Sitting has been called the new smoking, but did you know that spending hours in front of a computer or on a smartphone can also wreak havoc on the body? Tech neck, also referred to as “text neck,” is a condition caused by repeatedly leaning forward to view and operate electronic devices. This craned posture can lead to neck, shoulder and back pain — ultimately costing Americans $86 billion in health care expenses each year.
Luckily, stretching can help combat poor postural habits associated with frequent tech device usage. Read on to learn about this common problem and the exercises you can perform to help strengthen the neck and shoulders.
Technology has undoubtedly become an integral part of our daily lives. We use smartphones, laptops and tablets for everything from checking work emails to checking social media accounts. While these gadgets provide greater convenience for the modern consumer, they also come with various disadvantages. For example, staring at a screen all day can cause the body to assume an unnatural position. As the head tilts downward and the chin extends forward more stress is put on the spine.
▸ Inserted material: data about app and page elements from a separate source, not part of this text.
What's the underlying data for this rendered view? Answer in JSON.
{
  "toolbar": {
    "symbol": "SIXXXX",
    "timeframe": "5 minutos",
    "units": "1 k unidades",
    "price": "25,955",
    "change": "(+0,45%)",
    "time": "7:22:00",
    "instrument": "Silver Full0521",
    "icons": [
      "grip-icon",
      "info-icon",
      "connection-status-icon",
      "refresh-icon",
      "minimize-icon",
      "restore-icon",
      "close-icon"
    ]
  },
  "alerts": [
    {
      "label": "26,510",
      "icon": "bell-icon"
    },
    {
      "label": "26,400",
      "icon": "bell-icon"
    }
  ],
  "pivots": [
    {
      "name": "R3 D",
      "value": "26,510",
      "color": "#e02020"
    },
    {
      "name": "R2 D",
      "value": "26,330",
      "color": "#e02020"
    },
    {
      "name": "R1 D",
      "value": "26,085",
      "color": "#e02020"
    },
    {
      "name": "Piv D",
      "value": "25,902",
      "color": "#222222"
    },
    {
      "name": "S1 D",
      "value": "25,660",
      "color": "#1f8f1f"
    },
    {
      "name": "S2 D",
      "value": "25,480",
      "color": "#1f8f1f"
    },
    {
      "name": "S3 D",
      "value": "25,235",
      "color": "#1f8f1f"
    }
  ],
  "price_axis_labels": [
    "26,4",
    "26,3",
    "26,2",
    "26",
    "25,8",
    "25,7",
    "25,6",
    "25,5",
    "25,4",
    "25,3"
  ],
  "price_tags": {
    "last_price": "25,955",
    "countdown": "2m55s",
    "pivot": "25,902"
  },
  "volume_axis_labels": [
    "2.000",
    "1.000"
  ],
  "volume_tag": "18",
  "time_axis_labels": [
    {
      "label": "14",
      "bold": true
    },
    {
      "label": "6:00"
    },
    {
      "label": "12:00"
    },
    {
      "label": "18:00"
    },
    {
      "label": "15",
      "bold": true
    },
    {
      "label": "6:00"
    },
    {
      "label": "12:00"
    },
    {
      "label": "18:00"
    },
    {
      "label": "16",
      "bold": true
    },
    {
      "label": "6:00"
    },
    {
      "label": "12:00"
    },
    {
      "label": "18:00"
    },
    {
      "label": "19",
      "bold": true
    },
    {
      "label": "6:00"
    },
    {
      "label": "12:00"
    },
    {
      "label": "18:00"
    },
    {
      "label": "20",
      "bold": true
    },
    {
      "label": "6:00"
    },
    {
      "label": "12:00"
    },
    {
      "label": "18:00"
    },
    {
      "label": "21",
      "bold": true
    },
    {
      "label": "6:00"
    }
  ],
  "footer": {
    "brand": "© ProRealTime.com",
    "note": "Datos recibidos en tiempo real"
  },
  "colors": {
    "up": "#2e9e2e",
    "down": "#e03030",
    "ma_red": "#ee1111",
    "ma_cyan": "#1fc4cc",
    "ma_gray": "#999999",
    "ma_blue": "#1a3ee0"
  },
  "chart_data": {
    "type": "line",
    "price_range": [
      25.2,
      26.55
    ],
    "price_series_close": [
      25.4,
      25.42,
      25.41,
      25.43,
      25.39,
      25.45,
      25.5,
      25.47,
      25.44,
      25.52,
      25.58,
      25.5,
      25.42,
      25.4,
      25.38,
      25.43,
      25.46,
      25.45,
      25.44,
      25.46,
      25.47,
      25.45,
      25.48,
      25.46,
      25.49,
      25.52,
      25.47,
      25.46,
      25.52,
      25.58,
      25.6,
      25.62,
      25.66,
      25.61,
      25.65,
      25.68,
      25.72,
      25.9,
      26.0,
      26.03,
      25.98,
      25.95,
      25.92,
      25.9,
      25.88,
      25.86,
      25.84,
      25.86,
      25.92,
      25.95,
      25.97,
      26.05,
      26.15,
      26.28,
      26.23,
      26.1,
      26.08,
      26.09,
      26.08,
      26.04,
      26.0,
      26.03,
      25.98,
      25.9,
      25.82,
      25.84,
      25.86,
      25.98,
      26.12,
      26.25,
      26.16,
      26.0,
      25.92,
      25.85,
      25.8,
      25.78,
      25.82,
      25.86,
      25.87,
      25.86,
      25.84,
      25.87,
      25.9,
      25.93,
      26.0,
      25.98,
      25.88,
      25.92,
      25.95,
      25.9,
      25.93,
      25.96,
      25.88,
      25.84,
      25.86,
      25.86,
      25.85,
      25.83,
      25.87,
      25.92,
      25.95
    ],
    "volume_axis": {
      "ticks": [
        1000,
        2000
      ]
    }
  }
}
In fact, the average adult head — when held in a regular, upright position — weighs about 10 to 12 pounds. However, when slouching at your desk or looking down at a screen, the head tilts forward, adding 50 to 60 pounds of pressure on the neck. This additional weight can strain the muscles, ligaments and tendons, which may lead to discomfort and pain in the neck – text neck. Other symptoms of the ailment include headaches, stiffness, numbness or tingling in the arms, and limited mobility.
Luckily, tech neck is reversible and can be treated with stretches, acupuncture, physical therapy and chiropractic care. For more information on tech neck pain and how to combat it, see the accompanying resource.
Author bio: Ian Feurtado is Fitness and Wellness Director for Metro Physical & Aquatic Therapy, Long Island’s premier physical therapy company. Feurtado has been with Metro for more than seven years and has helped thousands of patients with his specialized exercise programs.
This infographic was created by Metro Physical & Aquatic Therapy, an in home physical therapy provider